and coniferaldehyde, but they do not accept sinapaldehyde. Moreover, recombinant CAD 1 can also utilize a wide
range of aromatic substrates including unsubstituted and substituted benzaldehydes. The open reading frame of
CAD 1-5 encodes a protein with a calculated molecular mass of 35 790 Da and an isoelectric point of 8.1. Although
sequencecomparisonswith proteins in databases revealed signiﬁcant similarities with dihydroﬂavonol-4-reductases
(DFR; EC 188.8.131.52) from a wide range of plant species, the most striking similarity was found with cinnamoyl-
CoA reductase (CCR; EC 184.108.40.206), the enzyme which directly precedes CAD in the lignin biosynthetic pathway.
RNA blot analysis and immunolocalization experiments indicated that CAD 1 is expressed in both ligniﬁed and
unligniﬁed tissues/cells. Based on the catalytic activity of CAD 1 in vitro and its localization in planta,CAD1
may function as an ‘alternative’ enzyme in the lignin biosynthetic pathway. However, additional roles in phenolic
metabolism are not excluded.
Lignin biochemistry and molecular biology have
received widespread attention in recent years [45, 3, 4].
This emphasis is due not only to the abundance of lign-
ins in nature (ca. 25% of the earth’s biomass), but also
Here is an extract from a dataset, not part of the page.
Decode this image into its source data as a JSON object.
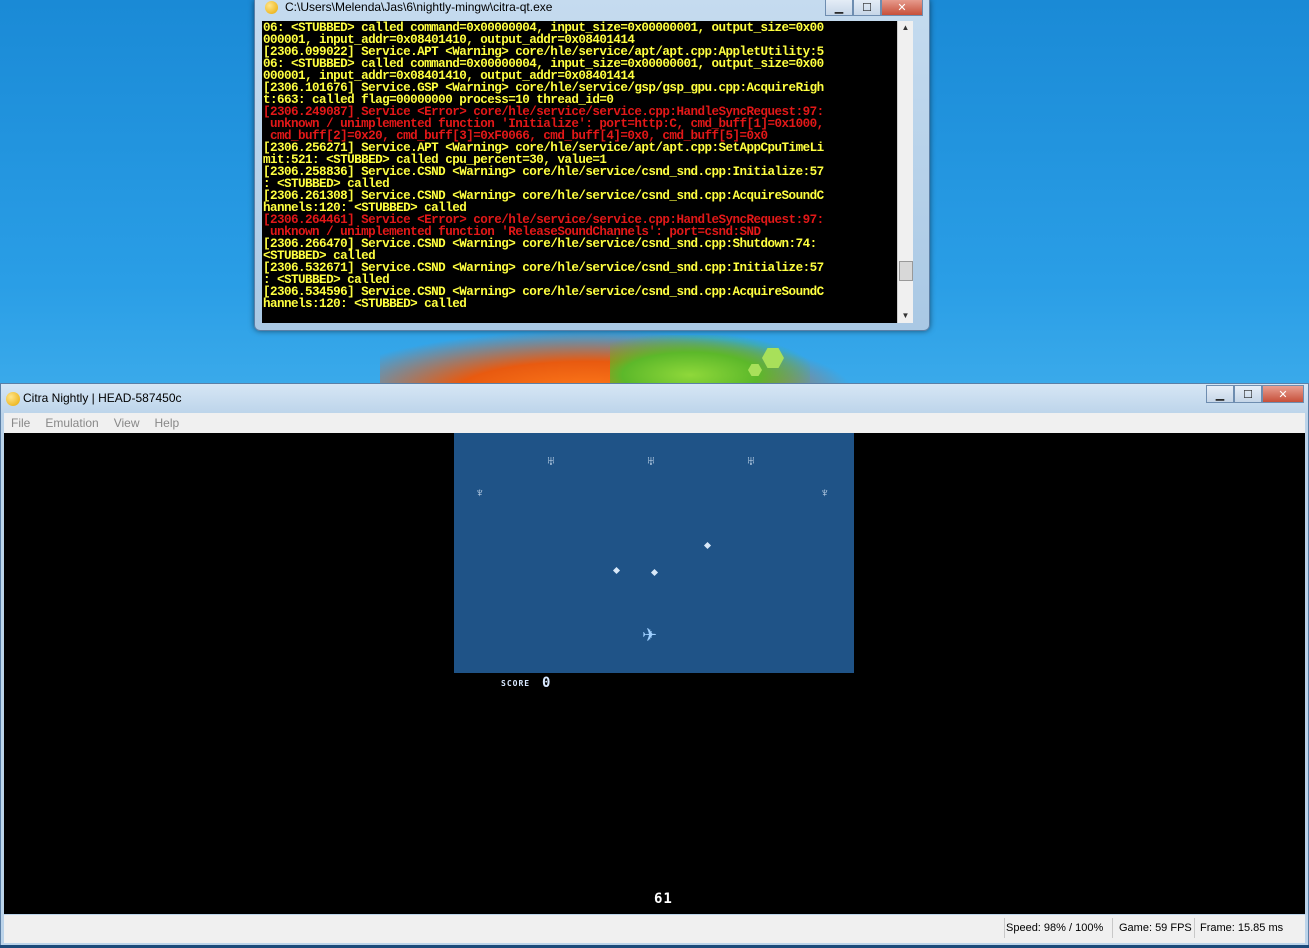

to the diversity of essential functions they afford, ran-
ging from physical support and conduction to defence.
It is generally accepted that the appearance of lignins
The nucleotide and protein sequences of the CAD 1 cDNA from
Eucalyptus gunnii are available in the EMBL Nucleotide Sequence
Database under the accesssion number X88797.
may be considered an evolutionaryturningpointessen-
tial for the adaptation of land plants to a non-aquatic
environment . Whether the original raison d’
of lignins was structural (i.e. conduction and support)
or defence-related remains speculative. However, the
presence of lignin-like compounds with a role in resist-
ance to microbial attack in charophycean green algae
suggests that the original role of these compounds may
well have been associated with defence . Lignins
are also an important consideration in the pulp and
paper industry in that lignins must be removed from
cellulose microﬁbrils by a costly and environmentally